Give back each entry verbatim.

[Start of Attachment]

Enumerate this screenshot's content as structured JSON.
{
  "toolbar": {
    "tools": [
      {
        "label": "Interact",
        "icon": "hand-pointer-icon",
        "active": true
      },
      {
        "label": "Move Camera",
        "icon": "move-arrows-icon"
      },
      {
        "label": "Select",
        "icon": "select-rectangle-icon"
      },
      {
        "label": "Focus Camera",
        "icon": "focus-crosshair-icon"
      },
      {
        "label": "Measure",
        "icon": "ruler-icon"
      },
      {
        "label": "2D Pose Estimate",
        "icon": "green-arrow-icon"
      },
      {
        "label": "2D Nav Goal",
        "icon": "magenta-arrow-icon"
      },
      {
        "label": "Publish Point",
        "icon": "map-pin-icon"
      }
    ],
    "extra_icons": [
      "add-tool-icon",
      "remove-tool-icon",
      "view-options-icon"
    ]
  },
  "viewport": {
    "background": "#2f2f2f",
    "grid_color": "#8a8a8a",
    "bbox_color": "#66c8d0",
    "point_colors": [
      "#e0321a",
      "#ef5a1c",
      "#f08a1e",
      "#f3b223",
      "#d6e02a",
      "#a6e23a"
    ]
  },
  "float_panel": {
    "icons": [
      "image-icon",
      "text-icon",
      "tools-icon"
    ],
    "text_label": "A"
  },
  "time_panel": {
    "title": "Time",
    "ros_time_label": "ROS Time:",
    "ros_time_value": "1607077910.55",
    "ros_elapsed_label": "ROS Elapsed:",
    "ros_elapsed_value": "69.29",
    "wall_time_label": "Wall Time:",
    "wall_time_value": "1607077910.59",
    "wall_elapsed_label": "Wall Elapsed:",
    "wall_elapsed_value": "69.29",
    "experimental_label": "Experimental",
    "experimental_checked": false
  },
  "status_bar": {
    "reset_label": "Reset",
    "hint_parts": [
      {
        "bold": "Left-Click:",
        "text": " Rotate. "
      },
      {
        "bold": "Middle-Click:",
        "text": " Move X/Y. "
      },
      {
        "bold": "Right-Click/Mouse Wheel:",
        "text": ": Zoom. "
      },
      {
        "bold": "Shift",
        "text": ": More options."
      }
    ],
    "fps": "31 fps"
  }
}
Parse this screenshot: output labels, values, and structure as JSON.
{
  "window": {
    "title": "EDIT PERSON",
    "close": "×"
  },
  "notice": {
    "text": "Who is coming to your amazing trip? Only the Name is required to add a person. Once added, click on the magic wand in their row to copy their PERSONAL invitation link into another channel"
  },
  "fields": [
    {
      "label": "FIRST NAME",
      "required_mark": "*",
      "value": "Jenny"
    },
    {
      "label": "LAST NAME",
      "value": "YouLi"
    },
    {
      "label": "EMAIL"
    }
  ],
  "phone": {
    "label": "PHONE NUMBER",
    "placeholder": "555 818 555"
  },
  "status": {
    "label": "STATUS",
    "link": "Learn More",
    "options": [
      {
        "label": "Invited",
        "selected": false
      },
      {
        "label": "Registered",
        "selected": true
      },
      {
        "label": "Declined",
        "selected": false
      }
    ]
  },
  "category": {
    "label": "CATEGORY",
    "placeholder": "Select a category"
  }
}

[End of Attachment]

◆ SOLUTION:
Enumerate this screenshot's content as structured JSON.
{
  "toolbar": {
    "tools": [
      {
        "label": "Interact",
        "icon": "hand-pointer-icon",
        "active": true
      },
      {
        "label": "Move Camera",
        "icon": "move-arrows-icon"
      },
      {
        "label": "Select",
        "icon": "select-rectangle-icon"
      },
      {
        "label": "Focus Camera",
        "icon": "focus-crosshair-icon"
      },
      {
        "label": "Measure",
        "icon": "ruler-icon"
      },
      {
        "label": "2D Pose Estimate",
        "icon": "green-arrow-icon"
      },
      {
        "label": "2D Nav Goal",
        "icon": "magenta-arrow-icon"
      },
      {
        "label": "Publish Point",
        "icon": "map-pin-icon"
      }
    ],
    "extra_icons": [
      "add-tool-icon",
      "remove-tool-icon",
      "view-options-icon"
    ]
  },
  "viewport": {
    "background": "#2f2f2f",
    "grid_color": "#8a8a8a",
    "bbox_color": "#66c8d0",
    "point_colors": [
      "#e0321a",
      "#ef5a1c",
      "#f08a1e",
      "#f3b223",
      "#d6e02a",
      "#a6e23a"
    ]
  },
  "float_panel": {
    "icons": [
      "image-icon",
      "text-icon",
      "tools-icon"
    ],
    "text_label": "A"
  },
  "time_panel": {
    "title": "Time",
    "ros_time_label": "ROS Time:",
    "ros_time_value": "1607077910.55",
    "ros_elapsed_label": "ROS Elapsed:",
    "ros_elapsed_value": "69.29",
    "wall_time_label": "Wall Time:",
    "wall_time_value": "1607077910.59",
    "wall_elapsed_label": "Wall Elapsed:",
    "wall_elapsed_value": "69.29",
    "experimental_label": "Experimental",
    "experimental_checked": false
  },
  "status_bar": {
    "reset_label": "Reset",
    "hint_parts": [
      {
        "bold": "Left-Click:",
        "text": " Rotate. "
      },
      {
        "bold": "Middle-Click:",
        "text": " Move X/Y. "
      },
      {
        "bold": "Right-Click/Mouse Wheel:",
        "text": ": Zoom. "
      },
      {
        "bold": "Shift",
        "text": ": More options."
      }
    ],
    "fps": "31 fps"
  }
}
Parse this screenshot: output labels, values, and structure as JSON.
{
  "window": {
    "title": "EDIT PERSON",
    "close": "×"
  },
  "notice": {
    "text": "Who is coming to your amazing trip? Only the Name is required to add a person. Once added, click on the magic wand in their row to copy their PERSONAL invitation link into another channel"
  },
  "fields": [
    {
      "label": "FIRST NAME",
      "required_mark": "*",
      "value": "Jenny"
    },
    {
      "label": "LAST NAME",
      "value": "YouLi"
    },
    {
      "label": "EMAIL"
    }
  ],
  "phone": {
    "label": "PHONE NUMBER",
    "placeholder": "555 818 555"
  },
  "status": {
    "label": "STATUS",
    "link": "Learn More",
    "options": [
      {
        "label": "Invited",
        "selected": false
      },
      {
        "label": "Registered",
        "selected": true
      },
      {
        "label": "Declined",
        "selected": false
      }
    ]
  },
  "category": {
    "label": "CATEGORY",
    "placeholder": "Select a category"
  }
}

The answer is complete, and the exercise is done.